**TASK STATEMENT**
The whole listing below should be printed again exactly, with no images.

**DATA**
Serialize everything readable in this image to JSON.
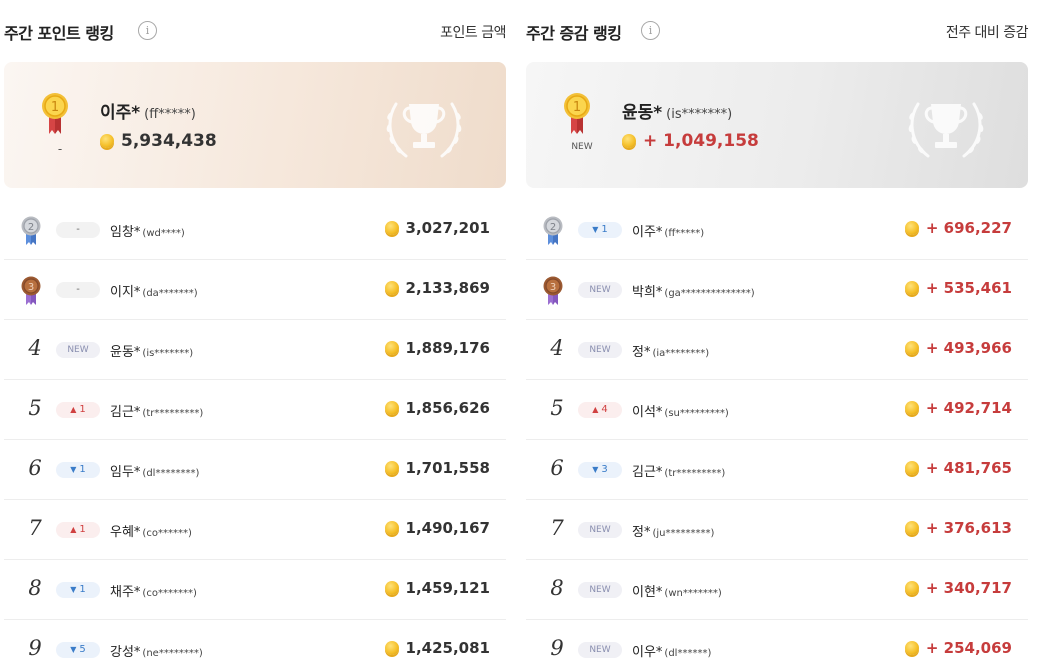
{
  "weekly_points": {
    "title": "주간 포인트 랭킹",
    "info_icon": "i",
    "subtitle": "포인트 금액",
    "top": {
      "rank_change": "-",
      "name": "이주*",
      "masked_id": "(ff*****)",
      "points": "5,934,438"
    },
    "rows": [
      {
        "rank": "2",
        "change": "-",
        "name": "임창*",
        "masked_id": "(wd****)",
        "points": "3,027,201"
      },
      {
        "rank": "3",
        "change": "-",
        "name": "이지*",
        "masked_id": "(da*******)",
        "points": "2,133,869"
      },
      {
        "rank": "4",
        "change": "NEW",
        "name": "윤동*",
        "masked_id": "(is*******)",
        "points": "1,889,176"
      },
      {
        "rank": "5",
        "change": "1",
        "name": "김근*",
        "masked_id": "(tr*********)",
        "points": "1,856,626"
      },
      {
        "rank": "6",
        "change": "1",
        "name": "임두*",
        "masked_id": "(dl********)",
        "points": "1,701,558"
      },
      {
        "rank": "7",
        "change": "1",
        "name": "우혜*",
        "masked_id": "(co******)",
        "points": "1,490,167"
      },
      {
        "rank": "8",
        "change": "1",
        "name": "채주*",
        "masked_id": "(co*******)",
        "points": "1,459,121"
      },
      {
        "rank": "9",
        "change": "5",
        "name": "강성*",
        "masked_id": "(ne********)",
        "points": "1,425,081"
      }
    ]
  },
  "weekly_change": {
    "title": "주간 증감 랭킹",
    "info_icon": "i",
    "subtitle": "전주 대비 증감",
    "top": {
      "rank_change": "NEW",
      "name": "윤동*",
      "masked_id": "(is*******)",
      "points": "+ 1,049,158"
    },
    "rows": [
      {
        "rank": "2",
        "change": "1",
        "name": "이주*",
        "masked_id": "(ff*****)",
        "points": "+ 696,227"
      },
      {
        "rank": "3",
        "change": "NEW",
        "name": "박희*",
        "masked_id": "(ga**************)",
        "points": "+ 535,461"
      },
      {
        "rank": "4",
        "change": "NEW",
        "name": "정*",
        "masked_id": "(ia********)",
        "points": "+ 493,966"
      },
      {
        "rank": "5",
        "change": "4",
        "name": "이석*",
        "masked_id": "(su*********)",
        "points": "+ 492,714"
      },
      {
        "rank": "6",
        "change": "3",
        "name": "김근*",
        "masked_id": "(tr*********)",
        "points": "+ 481,765"
      },
      {
        "rank": "7",
        "change": "NEW",
        "name": "정*",
        "masked_id": "(ju*********)",
        "points": "+ 376,613"
      },
      {
        "rank": "8",
        "change": "NEW",
        "name": "이현*",
        "masked_id": "(wn*******)",
        "points": "+ 340,717"
      },
      {
        "rank": "9",
        "change": "NEW",
        "name": "이우*",
        "masked_id": "(dl******)",
        "points": "+ 254,069"
      }
    ]
  },
  "colors": {
    "positive_red": "#c63c3c",
    "up_red": "#d04040",
    "down_blue": "#3a7cc8",
    "new_gray": "#8a8fb0"
  },
  "icons": {
    "gold_medal": "medal-1",
    "silver_medal": "medal-2",
    "bronze_medal": "medal-3",
    "coin": "coin",
    "trophy": "trophy-wreath"
  }
}
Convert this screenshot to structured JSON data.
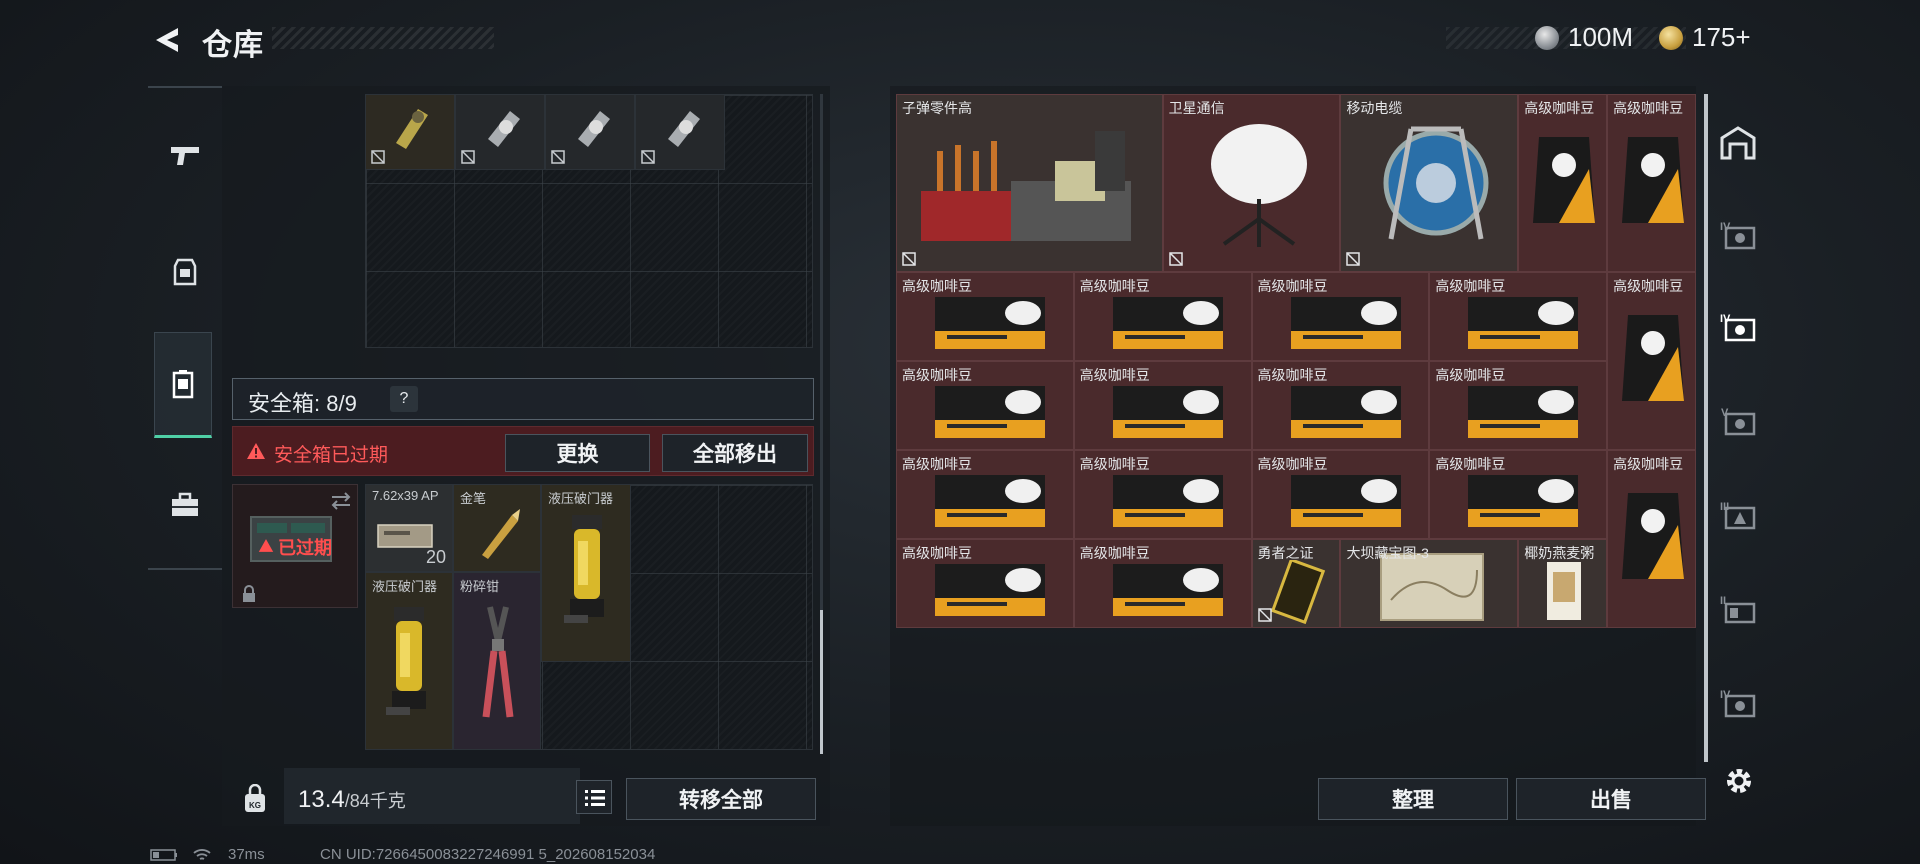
{
  "header": {
    "title": "仓库",
    "currency1": "100M",
    "currency2": "175+"
  },
  "left_tabs": [
    {
      "name": "weapons"
    },
    {
      "name": "armor"
    },
    {
      "name": "safebox",
      "active": true
    },
    {
      "name": "toolbox"
    }
  ],
  "backpack_items": [
    {
      "label": ""
    },
    {
      "label": ""
    },
    {
      "label": ""
    },
    {
      "label": ""
    }
  ],
  "safebox": {
    "label": "安全箱: 8/9",
    "help": "?",
    "warning": "安全箱已过期",
    "replace_button": "更换",
    "remove_all_button": "全部移出",
    "expired_badge": "已过期",
    "items": [
      {
        "label": "7.62x39 AP",
        "count": "20"
      },
      {
        "label": "金笔"
      },
      {
        "label": "液压破门器"
      },
      {
        "label": "液压破门器"
      },
      {
        "label": "粉碎钳"
      }
    ]
  },
  "footer_left": {
    "weight": "13.4",
    "weight_max": "/84千克",
    "transfer_button": "转移全部"
  },
  "stash_items": [
    {
      "label": "子弹零件高"
    },
    {
      "label": "卫星通信"
    },
    {
      "label": "移动电缆"
    },
    {
      "label": "高级咖啡豆"
    },
    {
      "label": "高级咖啡豆"
    },
    {
      "label": "高级咖啡豆"
    },
    {
      "label": "高级咖啡豆"
    },
    {
      "label": "高级咖啡豆"
    },
    {
      "label": "高级咖啡豆"
    },
    {
      "label": "高级咖啡豆"
    },
    {
      "label": "高级咖啡豆"
    },
    {
      "label": "高级咖啡豆"
    },
    {
      "label": "高级咖啡豆"
    },
    {
      "label": "高级咖啡豆"
    },
    {
      "label": "高级咖啡豆"
    },
    {
      "label": "高级咖啡豆"
    },
    {
      "label": "高级咖啡豆"
    },
    {
      "label": "高级咖啡豆"
    },
    {
      "label": "高级咖啡豆"
    },
    {
      "label": "高级咖啡豆"
    },
    {
      "label": "高级咖啡豆"
    },
    {
      "label": "勇者之证"
    },
    {
      "label": "大坝藏宝图-3"
    },
    {
      "label": "椰奶燕麦粥"
    }
  ],
  "footer_right": {
    "sort_button": "整理",
    "sell_button": "出售"
  },
  "right_tabs": [
    "stash-1",
    "stash-IV-1",
    "stash-IV-2",
    "stash-V",
    "stash-III",
    "stash-II",
    "stash-IV-3"
  ],
  "status": {
    "ping": "37ms",
    "uid": "CN UID:7266450083227246991 5_202608152034"
  },
  "colors": {
    "accent": "#4fd0a6",
    "warning": "#ff5a5a",
    "item_bg": "#4a2a2c"
  }
}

**ANSWER FOR THIS EXERCISE**
Serialize everything readable in this image to JSON.
{
  "weekly_points": {
    "title": "주간 포인트 랭킹",
    "info_icon": "i",
    "subtitle": "포인트 금액",
    "top": {
      "rank_change": "-",
      "name": "이주*",
      "masked_id": "(ff*****)",
      "points": "5,934,438"
    },
    "rows": [
      {
        "rank": "2",
        "change": "-",
        "name": "임창*",
        "masked_id": "(wd****)",
        "points": "3,027,201"
      },
      {
        "rank": "3",
        "change": "-",
        "name": "이지*",
        "masked_id": "(da*******)",
        "points": "2,133,869"
      },
      {
        "rank": "4",
        "change": "NEW",
        "name": "윤동*",
        "masked_id": "(is*******)",
        "points": "1,889,176"
      },
      {
        "rank": "5",
        "change": "1",
        "name": "김근*",
        "masked_id": "(tr*********)",
        "points": "1,856,626"
      },
      {
        "rank": "6",
        "change": "1",
        "name": "임두*",
        "masked_id": "(dl********)",
        "points": "1,701,558"
      },
      {
        "rank": "7",
        "change": "1",
        "name": "우혜*",
        "masked_id": "(co******)",
        "points": "1,490,167"
      },
      {
        "rank": "8",
        "change": "1",
        "name": "채주*",
        "masked_id": "(co*******)",
        "points": "1,459,121"
      },
      {
        "rank": "9",
        "change": "5",
        "name": "강성*",
        "masked_id": "(ne********)",
        "points": "1,425,081"
      }
    ]
  },
  "weekly_change": {
    "title": "주간 증감 랭킹",
    "info_icon": "i",
    "subtitle": "전주 대비 증감",
    "top": {
      "rank_change": "NEW",
      "name": "윤동*",
      "masked_id": "(is*******)",
      "points": "+ 1,049,158"
    },
    "rows": [
      {
        "rank": "2",
        "change": "1",
        "name": "이주*",
        "masked_id": "(ff*****)",
        "points": "+ 696,227"
      },
      {
        "rank": "3",
        "change": "NEW",
        "name": "박희*",
        "masked_id": "(ga**************)",
        "points": "+ 535,461"
      },
      {
        "rank": "4",
        "change": "NEW",
        "name": "정*",
        "masked_id": "(ia********)",
        "points": "+ 493,966"
      },
      {
        "rank": "5",
        "change": "4",
        "name": "이석*",
        "masked_id": "(su*********)",
        "points": "+ 492,714"
      },
      {
        "rank": "6",
        "change": "3",
        "name": "김근*",
        "masked_id": "(tr*********)",
        "points": "+ 481,765"
      },
      {
        "rank": "7",
        "change": "NEW",
        "name": "정*",
        "masked_id": "(ju*********)",
        "points": "+ 376,613"
      },
      {
        "rank": "8",
        "change": "NEW",
        "name": "이현*",
        "masked_id": "(wn*******)",
        "points": "+ 340,717"
      },
      {
        "rank": "9",
        "change": "NEW",
        "name": "이우*",
        "masked_id": "(dl******)",
        "points": "+ 254,069"
      }
    ]
  },
  "colors": {
    "positive_red": "#c63c3c",
    "up_red": "#d04040",
    "down_blue": "#3a7cc8",
    "new_gray": "#8a8fb0"
  },
  "icons": {
    "gold_medal": "medal-1",
    "silver_medal": "medal-2",
    "bronze_medal": "medal-3",
    "coin": "coin",
    "trophy": "trophy-wreath"
  }
}
Convert this screenshot to structured JSON data.
{
  "header": {
    "title": "仓库",
    "currency1": "100M",
    "currency2": "175+"
  },
  "left_tabs": [
    {
      "name": "weapons"
    },
    {
      "name": "armor"
    },
    {
      "name": "safebox",
      "active": true
    },
    {
      "name": "toolbox"
    }
  ],
  "backpack_items": [
    {
      "label": ""
    },
    {
      "label": ""
    },
    {
      "label": ""
    },
    {
      "label": ""
    }
  ],
  "safebox": {
    "label": "安全箱: 8/9",
    "help": "?",
    "warning": "安全箱已过期",
    "replace_button": "更换",
    "remove_all_button": "全部移出",
    "expired_badge": "已过期",
    "items": [
      {
        "label": "7.62x39 AP",
        "count": "20"
      },
      {
        "label": "金笔"
      },
      {
        "label": "液压破门器"
      },
      {
        "label": "液压破门器"
      },
      {
        "label": "粉碎钳"
      }
    ]
  },
  "footer_left": {
    "weight": "13.4",
    "weight_max": "/84千克",
    "transfer_button": "转移全部"
  },
  "stash_items": [
    {
      "label": "子弹零件高"
    },
    {
      "label": "卫星通信"
    },
    {
      "label": "移动电缆"
    },
    {
      "label": "高级咖啡豆"
    },
    {
      "label": "高级咖啡豆"
    },
    {
      "label": "高级咖啡豆"
    },
    {
      "label": "高级咖啡豆"
    },
    {
      "label": "高级咖啡豆"
    },
    {
      "label": "高级咖啡豆"
    },
    {
      "label": "高级咖啡豆"
    },
    {
      "label": "高级咖啡豆"
    },
    {
      "label": "高级咖啡豆"
    },
    {
      "label": "高级咖啡豆"
    },
    {
      "label": "高级咖啡豆"
    },
    {
      "label": "高级咖啡豆"
    },
    {
      "label": "高级咖啡豆"
    },
    {
      "label": "高级咖啡豆"
    },
    {
      "label": "高级咖啡豆"
    },
    {
      "label": "高级咖啡豆"
    },
    {
      "label": "高级咖啡豆"
    },
    {
      "label": "高级咖啡豆"
    },
    {
      "label": "勇者之证"
    },
    {
      "label": "大坝藏宝图-3"
    },
    {
      "label": "椰奶燕麦粥"
    }
  ],
  "footer_right": {
    "sort_button": "整理",
    "sell_button": "出售"
  },
  "right_tabs": [
    "stash-1",
    "stash-IV-1",
    "stash-IV-2",
    "stash-V",
    "stash-III",
    "stash-II",
    "stash-IV-3"
  ],
  "status": {
    "ping": "37ms",
    "uid": "CN UID:7266450083227246991 5_202608152034"
  },
  "colors": {
    "accent": "#4fd0a6",
    "warning": "#ff5a5a",
    "item_bg": "#4a2a2c"
  }
}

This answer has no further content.